Return the entries in full, exactly as they were written.
▬▬▬▬▬▬▬▬▬▬
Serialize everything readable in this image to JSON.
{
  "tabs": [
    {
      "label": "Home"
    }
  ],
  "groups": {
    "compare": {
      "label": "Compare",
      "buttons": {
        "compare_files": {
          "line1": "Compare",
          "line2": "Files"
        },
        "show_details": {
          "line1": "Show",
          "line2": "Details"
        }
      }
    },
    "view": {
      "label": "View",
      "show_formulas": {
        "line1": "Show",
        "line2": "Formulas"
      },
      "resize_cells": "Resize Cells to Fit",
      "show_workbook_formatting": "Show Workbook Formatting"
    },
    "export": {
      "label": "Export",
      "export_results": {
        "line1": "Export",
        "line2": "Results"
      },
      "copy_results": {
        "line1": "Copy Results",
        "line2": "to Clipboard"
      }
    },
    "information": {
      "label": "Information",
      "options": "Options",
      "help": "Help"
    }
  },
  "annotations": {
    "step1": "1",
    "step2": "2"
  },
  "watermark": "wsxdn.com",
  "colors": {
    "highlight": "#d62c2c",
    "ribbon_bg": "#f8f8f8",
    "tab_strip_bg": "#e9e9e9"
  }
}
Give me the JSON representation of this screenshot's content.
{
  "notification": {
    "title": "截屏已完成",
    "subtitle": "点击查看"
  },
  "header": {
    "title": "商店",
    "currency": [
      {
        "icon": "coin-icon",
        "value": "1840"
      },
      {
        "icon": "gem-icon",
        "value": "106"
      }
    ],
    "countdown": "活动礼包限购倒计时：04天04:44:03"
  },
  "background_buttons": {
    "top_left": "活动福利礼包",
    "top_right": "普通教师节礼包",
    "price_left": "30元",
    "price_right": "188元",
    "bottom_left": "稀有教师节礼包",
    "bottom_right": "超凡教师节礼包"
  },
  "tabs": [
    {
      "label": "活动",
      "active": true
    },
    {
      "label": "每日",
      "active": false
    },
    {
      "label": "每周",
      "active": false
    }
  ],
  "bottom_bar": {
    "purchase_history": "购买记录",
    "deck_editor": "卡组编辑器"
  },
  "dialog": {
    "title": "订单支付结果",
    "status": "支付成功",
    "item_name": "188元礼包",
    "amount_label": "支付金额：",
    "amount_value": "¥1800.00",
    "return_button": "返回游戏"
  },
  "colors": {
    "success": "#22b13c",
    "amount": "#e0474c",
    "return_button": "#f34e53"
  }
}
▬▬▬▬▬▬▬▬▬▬
YOUR RESPONSE:
Serialize everything readable in this image to JSON.
{
  "tabs": [
    {
      "label": "Home"
    }
  ],
  "groups": {
    "compare": {
      "label": "Compare",
      "buttons": {
        "compare_files": {
          "line1": "Compare",
          "line2": "Files"
        },
        "show_details": {
          "line1": "Show",
          "line2": "Details"
        }
      }
    },
    "view": {
      "label": "View",
      "show_formulas": {
        "line1": "Show",
        "line2": "Formulas"
      },
      "resize_cells": "Resize Cells to Fit",
      "show_workbook_formatting": "Show Workbook Formatting"
    },
    "export": {
      "label": "Export",
      "export_results": {
        "line1": "Export",
        "line2": "Results"
      },
      "copy_results": {
        "line1": "Copy Results",
        "line2": "to Clipboard"
      }
    },
    "information": {
      "label": "Information",
      "options": "Options",
      "help": "Help"
    }
  },
  "annotations": {
    "step1": "1",
    "step2": "2"
  },
  "watermark": "wsxdn.com",
  "colors": {
    "highlight": "#d62c2c",
    "ribbon_bg": "#f8f8f8",
    "tab_strip_bg": "#e9e9e9"
  }
}
Give me the JSON representation of this screenshot's content.
{
  "notification": {
    "title": "截屏已完成",
    "subtitle": "点击查看"
  },
  "header": {
    "title": "商店",
    "currency": [
      {
        "icon": "coin-icon",
        "value": "1840"
      },
      {
        "icon": "gem-icon",
        "value": "106"
      }
    ],
    "countdown": "活动礼包限购倒计时：04天04:44:03"
  },
  "background_buttons": {
    "top_left": "活动福利礼包",
    "top_right": "普通教师节礼包",
    "price_left": "30元",
    "price_right": "188元",
    "bottom_left": "稀有教师节礼包",
    "bottom_right": "超凡教师节礼包"
  },
  "tabs": [
    {
      "label": "活动",
      "active": true
    },
    {
      "label": "每日",
      "active": false
    },
    {
      "label": "每周",
      "active": false
    }
  ],
  "bottom_bar": {
    "purchase_history": "购买记录",
    "deck_editor": "卡组编辑器"
  },
  "dialog": {
    "title": "订单支付结果",
    "status": "支付成功",
    "item_name": "188元礼包",
    "amount_label": "支付金额：",
    "amount_value": "¥1800.00",
    "return_button": "返回游戏"
  },
  "colors": {
    "success": "#22b13c",
    "amount": "#e0474c",
    "return_button": "#f34e53"
  }
}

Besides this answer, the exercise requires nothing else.